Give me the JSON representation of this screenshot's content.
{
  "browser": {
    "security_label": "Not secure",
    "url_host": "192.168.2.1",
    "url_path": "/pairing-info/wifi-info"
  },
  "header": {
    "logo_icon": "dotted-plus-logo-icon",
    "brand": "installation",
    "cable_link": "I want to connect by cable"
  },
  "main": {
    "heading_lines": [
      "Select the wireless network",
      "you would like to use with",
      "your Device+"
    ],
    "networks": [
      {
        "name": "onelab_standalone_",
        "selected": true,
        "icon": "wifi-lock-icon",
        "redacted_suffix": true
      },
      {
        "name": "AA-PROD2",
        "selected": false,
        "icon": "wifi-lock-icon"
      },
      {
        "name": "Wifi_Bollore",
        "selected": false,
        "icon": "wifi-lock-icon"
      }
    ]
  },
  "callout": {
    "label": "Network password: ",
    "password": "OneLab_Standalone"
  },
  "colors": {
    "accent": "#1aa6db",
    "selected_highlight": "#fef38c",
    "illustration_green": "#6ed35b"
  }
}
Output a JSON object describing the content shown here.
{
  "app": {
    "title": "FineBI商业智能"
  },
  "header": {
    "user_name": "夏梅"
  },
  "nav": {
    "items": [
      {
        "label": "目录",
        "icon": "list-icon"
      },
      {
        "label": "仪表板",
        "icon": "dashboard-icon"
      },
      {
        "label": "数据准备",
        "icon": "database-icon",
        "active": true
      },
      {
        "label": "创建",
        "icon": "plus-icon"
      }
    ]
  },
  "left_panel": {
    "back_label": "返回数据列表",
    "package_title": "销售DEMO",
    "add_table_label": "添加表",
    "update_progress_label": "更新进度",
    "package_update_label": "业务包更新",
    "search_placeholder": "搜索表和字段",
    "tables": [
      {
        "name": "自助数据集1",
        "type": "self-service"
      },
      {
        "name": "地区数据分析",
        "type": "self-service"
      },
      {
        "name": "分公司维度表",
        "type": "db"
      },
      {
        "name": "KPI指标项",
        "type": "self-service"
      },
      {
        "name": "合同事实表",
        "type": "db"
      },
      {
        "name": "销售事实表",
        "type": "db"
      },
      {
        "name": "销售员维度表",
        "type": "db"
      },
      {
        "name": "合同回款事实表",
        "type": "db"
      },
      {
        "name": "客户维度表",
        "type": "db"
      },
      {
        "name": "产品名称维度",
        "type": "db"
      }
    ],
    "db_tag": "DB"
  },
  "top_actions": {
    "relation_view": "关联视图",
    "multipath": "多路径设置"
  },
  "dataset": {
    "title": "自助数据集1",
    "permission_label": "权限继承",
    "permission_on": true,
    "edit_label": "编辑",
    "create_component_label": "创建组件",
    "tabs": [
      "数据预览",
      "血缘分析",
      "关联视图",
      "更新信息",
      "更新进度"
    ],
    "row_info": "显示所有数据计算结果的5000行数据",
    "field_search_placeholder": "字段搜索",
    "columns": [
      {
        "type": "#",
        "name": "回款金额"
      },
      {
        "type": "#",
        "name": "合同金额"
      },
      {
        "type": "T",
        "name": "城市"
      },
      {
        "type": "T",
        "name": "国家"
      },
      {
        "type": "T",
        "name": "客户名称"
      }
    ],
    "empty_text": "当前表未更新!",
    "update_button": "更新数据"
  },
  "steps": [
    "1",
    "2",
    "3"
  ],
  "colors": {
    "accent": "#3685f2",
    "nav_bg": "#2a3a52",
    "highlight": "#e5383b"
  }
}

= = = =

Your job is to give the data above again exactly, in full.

Result:
Give me the JSON representation of this screenshot's content.
{
  "browser": {
    "security_label": "Not secure",
    "url_host": "192.168.2.1",
    "url_path": "/pairing-info/wifi-info"
  },
  "header": {
    "logo_icon": "dotted-plus-logo-icon",
    "brand": "installation",
    "cable_link": "I want to connect by cable"
  },
  "main": {
    "heading_lines": [
      "Select the wireless network",
      "you would like to use with",
      "your Device+"
    ],
    "networks": [
      {
        "name": "onelab_standalone_",
        "selected": true,
        "icon": "wifi-lock-icon",
        "redacted_suffix": true
      },
      {
        "name": "AA-PROD2",
        "selected": false,
        "icon": "wifi-lock-icon"
      },
      {
        "name": "Wifi_Bollore",
        "selected": false,
        "icon": "wifi-lock-icon"
      }
    ]
  },
  "callout": {
    "label": "Network password: ",
    "password": "OneLab_Standalone"
  },
  "colors": {
    "accent": "#1aa6db",
    "selected_highlight": "#fef38c",
    "illustration_green": "#6ed35b"
  }
}
Output a JSON object describing the content shown here.
{
  "app": {
    "title": "FineBI商业智能"
  },
  "header": {
    "user_name": "夏梅"
  },
  "nav": {
    "items": [
      {
        "label": "目录",
        "icon": "list-icon"
      },
      {
        "label": "仪表板",
        "icon": "dashboard-icon"
      },
      {
        "label": "数据准备",
        "icon": "database-icon",
        "active": true
      },
      {
        "label": "创建",
        "icon": "plus-icon"
      }
    ]
  },
  "left_panel": {
    "back_label": "返回数据列表",
    "package_title": "销售DEMO",
    "add_table_label": "添加表",
    "update_progress_label": "更新进度",
    "package_update_label": "业务包更新",
    "search_placeholder": "搜索表和字段",
    "tables": [
      {
        "name": "自助数据集1",
        "type": "self-service"
      },
      {
        "name": "地区数据分析",
        "type": "self-service"
      },
      {
        "name": "分公司维度表",
        "type": "db"
      },
      {
        "name": "KPI指标项",
        "type": "self-service"
      },
      {
        "name": "合同事实表",
        "type": "db"
      },
      {
        "name": "销售事实表",
        "type": "db"
      },
      {
        "name": "销售员维度表",
        "type": "db"
      },
      {
        "name": "合同回款事实表",
        "type": "db"
      },
      {
        "name": "客户维度表",
        "type": "db"
      },
      {
        "name": "产品名称维度",
        "type": "db"
      }
    ],
    "db_tag": "DB"
  },
  "top_actions": {
    "relation_view": "关联视图",
    "multipath": "多路径设置"
  },
  "dataset": {
    "title": "自助数据集1",
    "permission_label": "权限继承",
    "permission_on": true,
    "edit_label": "编辑",
    "create_component_label": "创建组件",
    "tabs": [
      "数据预览",
      "血缘分析",
      "关联视图",
      "更新信息",
      "更新进度"
    ],
    "row_info": "显示所有数据计算结果的5000行数据",
    "field_search_placeholder": "字段搜索",
    "columns": [
      {
        "type": "#",
        "name": "回款金额"
      },
      {
        "type": "#",
        "name": "合同金额"
      },
      {
        "type": "T",
        "name": "城市"
      },
      {
        "type": "T",
        "name": "国家"
      },
      {
        "type": "T",
        "name": "客户名称"
      }
    ],
    "empty_text": "当前表未更新!",
    "update_button": "更新数据"
  },
  "steps": [
    "1",
    "2",
    "3"
  ],
  "colors": {
    "accent": "#3685f2",
    "nav_bg": "#2a3a52",
    "highlight": "#e5383b"
  }
}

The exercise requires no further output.